Our cash flows and earnings are subject to fluctuations due to exchange rate variation. Our revenues and expenses are denominated in various currencies. We enter into foreign currency derivative instruments to minimize the short-term impact of movements in foreign currency rates. Where practicable, we generally net multicurrency cash balances among our subsidiaries to help reduce exposure to foreign currency exchange rates. Certain other exposures may be managed from time to time through financial market transactions, principally through the purchase of spot or forward foreign exchange contracts (generally with maturities of three months or less). We do not hedge our currency exposures in a manner that would eliminate the effect of changes in exchange rates on our cash flows and earnings. As of December 31, 2017 and 2016, we had approximately $93 million and $176 million, respectively, notional amount (in U.S. dollar equivalents) outstanding in foreign currency contracts with a term of approximately one month, of which nil and $88 million, respectively, were on behalf of our former P&A Business.
In November 2014, we entered into two five year cross-currency interest rate contracts and one eight year cross-currency interest rate contract to swap an aggregate notional $200 million for an aggregate notional €161 million. The swap was designated as a hedge of net investment for financial reporting purposes. In August 2017, we terminated these cross-currency interest rate contracts and received $7 million from the counterparties.
In March 2010, we entered into three five year cross-currency interest rate contracts to swap an aggregate notional $350 million for an aggregate notional €255 million. This swap was designated as a hedge of net investment for financial reporting purposes. During the three months ended March 31, 2015, we terminated these cross-currency interest rate contracts and received $66 million in payments from the counterparties.
A portion of our debt is denominated in euros. We also finance certain of our non-U.S. subsidiaries with intercompany loans that are, in many cases, denominated in currencies other than the entities’ functional currency.
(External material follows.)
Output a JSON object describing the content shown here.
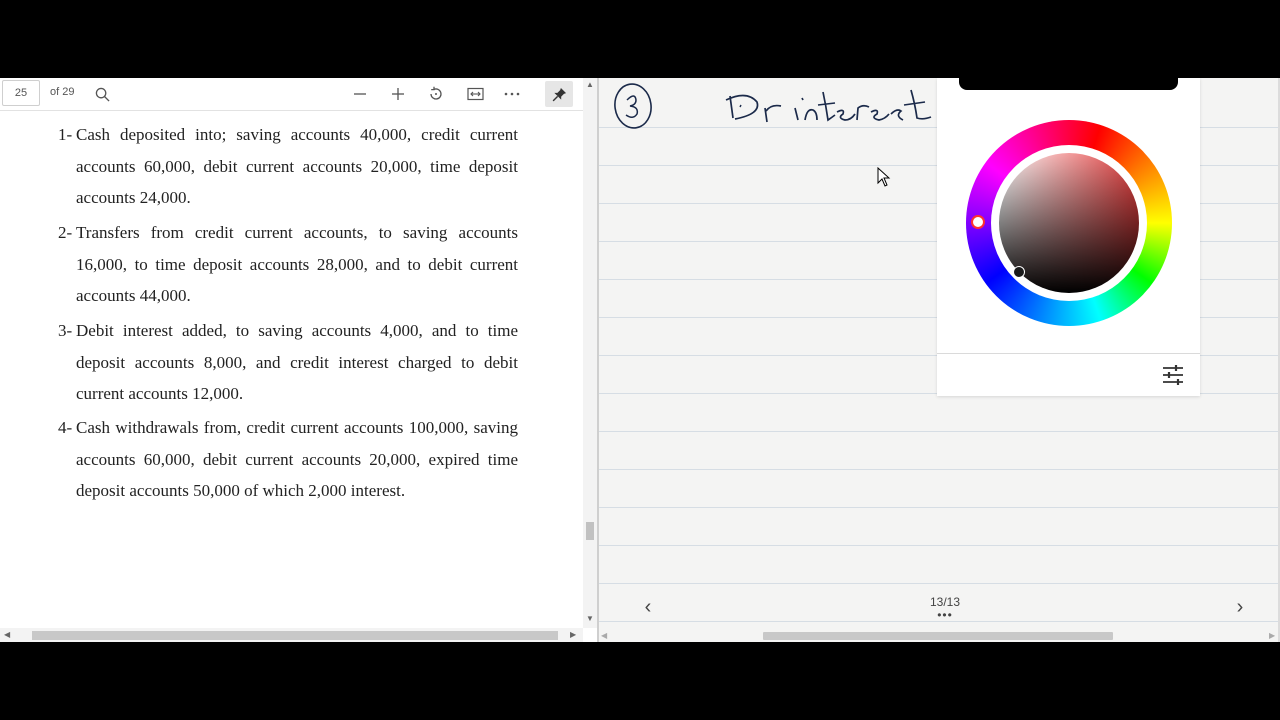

We manage the net foreign currency exposure created by this debt through various means, including cross-currency swaps, the designation of certain intercompany loans as permanent loans because they are not expected to be repaid in the foreseeable future and the designation of certain debt and swaps as net investment hedges.
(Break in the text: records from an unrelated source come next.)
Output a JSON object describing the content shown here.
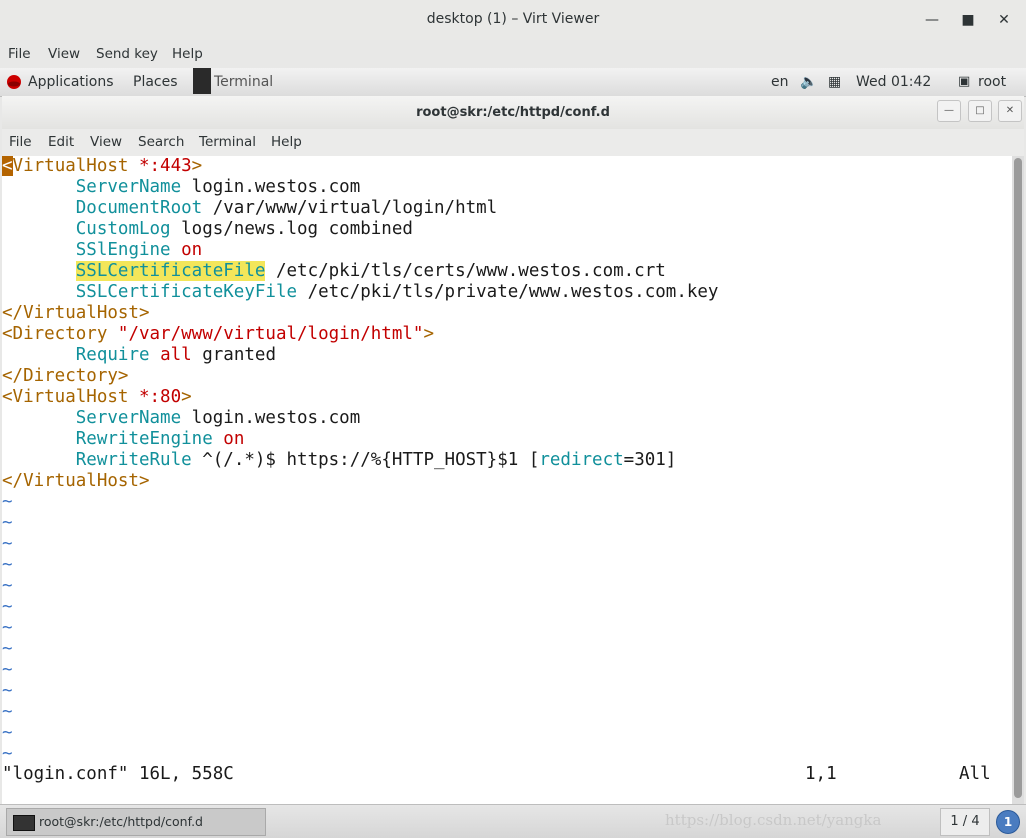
{
  "viewer": {
    "title": "desktop (1) – Virt Viewer",
    "menu": [
      "File",
      "View",
      "Send key",
      "Help"
    ]
  },
  "panel": {
    "applications": "Applications",
    "places": "Places",
    "terminal_task": "Terminal",
    "lang": "en",
    "clock": "Wed 01:42",
    "user": "root"
  },
  "terminal": {
    "title": "root@skr:/etc/httpd/conf.d",
    "menu": [
      "File",
      "Edit",
      "View",
      "Search",
      "Terminal",
      "Help"
    ]
  },
  "vim": {
    "lines": [
      [
        {
          "t": "<",
          "c": "cur"
        },
        {
          "t": "VirtualHost ",
          "c": "tag"
        },
        {
          "t": "*:443",
          "c": "val"
        },
        {
          "t": ">",
          "c": "tag"
        }
      ],
      [
        {
          "t": "       "
        },
        {
          "t": "ServerName",
          "c": "kw"
        },
        {
          "t": " login.westos.com"
        }
      ],
      [
        {
          "t": "       "
        },
        {
          "t": "DocumentRoot",
          "c": "kw"
        },
        {
          "t": " /var/www/virtual/login/html"
        }
      ],
      [
        {
          "t": "       "
        },
        {
          "t": "CustomLog",
          "c": "kw"
        },
        {
          "t": " logs/news.log combined"
        }
      ],
      [
        {
          "t": "       "
        },
        {
          "t": "SSlEngine",
          "c": "kw"
        },
        {
          "t": " "
        },
        {
          "t": "on",
          "c": "val"
        }
      ],
      [
        {
          "t": "       "
        },
        {
          "t": "SSLCertificateFile",
          "c": "kw hl"
        },
        {
          "t": " /etc/pki/tls/certs/www.westos.com.crt"
        }
      ],
      [
        {
          "t": "       "
        },
        {
          "t": "SSLCertificateKeyFile",
          "c": "kw"
        },
        {
          "t": " /etc/pki/tls/private/www.westos.com.key"
        }
      ],
      [
        {
          "t": "</VirtualHost>",
          "c": "tag"
        }
      ],
      [
        {
          "t": "<Directory ",
          "c": "tag"
        },
        {
          "t": "\"/var/www/virtual/login/html\"",
          "c": "val"
        },
        {
          "t": ">",
          "c": "tag"
        }
      ],
      [
        {
          "t": "       "
        },
        {
          "t": "Require",
          "c": "kw"
        },
        {
          "t": " "
        },
        {
          "t": "all",
          "c": "val"
        },
        {
          "t": " granted"
        }
      ],
      [
        {
          "t": "</Directory>",
          "c": "tag"
        }
      ],
      [
        {
          "t": "<VirtualHost ",
          "c": "tag"
        },
        {
          "t": "*:80",
          "c": "val"
        },
        {
          "t": ">",
          "c": "tag"
        }
      ],
      [
        {
          "t": "       "
        },
        {
          "t": "ServerName",
          "c": "kw"
        },
        {
          "t": " login.westos.com"
        }
      ],
      [
        {
          "t": "       "
        },
        {
          "t": "RewriteEngine",
          "c": "kw"
        },
        {
          "t": " "
        },
        {
          "t": "on",
          "c": "val"
        }
      ],
      [
        {
          "t": "       "
        },
        {
          "t": "RewriteRule",
          "c": "kw"
        },
        {
          "t": " ^(/.*)$ https://%{HTTP_HOST}$1 ["
        },
        {
          "t": "redirect",
          "c": "kw"
        },
        {
          "t": "=301]"
        }
      ],
      [
        {
          "t": "</VirtualHost>",
          "c": "tag"
        }
      ],
      [
        {
          "t": "~",
          "c": "tilde"
        }
      ],
      [
        {
          "t": "~",
          "c": "tilde"
        }
      ],
      [
        {
          "t": "~",
          "c": "tilde"
        }
      ],
      [
        {
          "t": "~",
          "c": "tilde"
        }
      ],
      [
        {
          "t": "~",
          "c": "tilde"
        }
      ],
      [
        {
          "t": "~",
          "c": "tilde"
        }
      ],
      [
        {
          "t": "~",
          "c": "tilde"
        }
      ],
      [
        {
          "t": "~",
          "c": "tilde"
        }
      ],
      [
        {
          "t": "~",
          "c": "tilde"
        }
      ],
      [
        {
          "t": "~",
          "c": "tilde"
        }
      ],
      [
        {
          "t": "~",
          "c": "tilde"
        }
      ],
      [
        {
          "t": "~",
          "c": "tilde"
        }
      ],
      [
        {
          "t": "~",
          "c": "tilde"
        }
      ]
    ],
    "status_file": "\"login.conf\" 16L, 558C",
    "status_pos": "1,1",
    "status_scroll": "All"
  },
  "taskbar": {
    "task_label": "root@skr:/etc/httpd/conf.d",
    "watermark": "https://blog.csdn.net/yangka",
    "workspace": "1 / 4",
    "notification_count": "1"
  }
}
Foreign currency transaction gains and losses on intercompany loans that are not designated as permanent loans are recorded in earnings. Foreign currency transaction gains and losses on intercompany loans that are designated as permanent loans are recorded in other comprehensive income (loss). From time to time, we review such designation of intercompany loans.
We review our non‑U.S. dollar denominated debt and derivative instruments to determine the appropriate amounts designated as hedges. As of December 31, 2017, for our continuing operations, we have designated approximately €470 million (approximately $559 million) of euro‑denominated debt and cross‑currency interest rate contracts as a hedge of our net investment. For the years ended December 31, 2017, 2016 and 2015, for our continuing operations, the amounts recognized on the hedge of our net investment was a loss of $96 million, and gains of $27 million and $68 million, respectively, and were recorded in other comprehensive income (loss).
Commodity Prices Risk
Inherent in our business is exposure to price changes for several commodities. However, our exposure to changing commodity prices is somewhat limited since the majority of our raw materials are acquired at posted or market related prices, and sales prices for many of our finished products are at market related prices which are largely set on a monthly or quarterly basis in line with industry practice. Consequently, we do not generally hedge our commodity exposures.
The entire disclosure for derivative instruments and hedging activities including, but not limited to, risk management strategies, non-hedging derivative instruments, assets, liabilities, revenue and expenses, and methodologies and assumptions used in determining the amounts.
Reference 1: http://www.xbrl.org/2003/role/presentationRef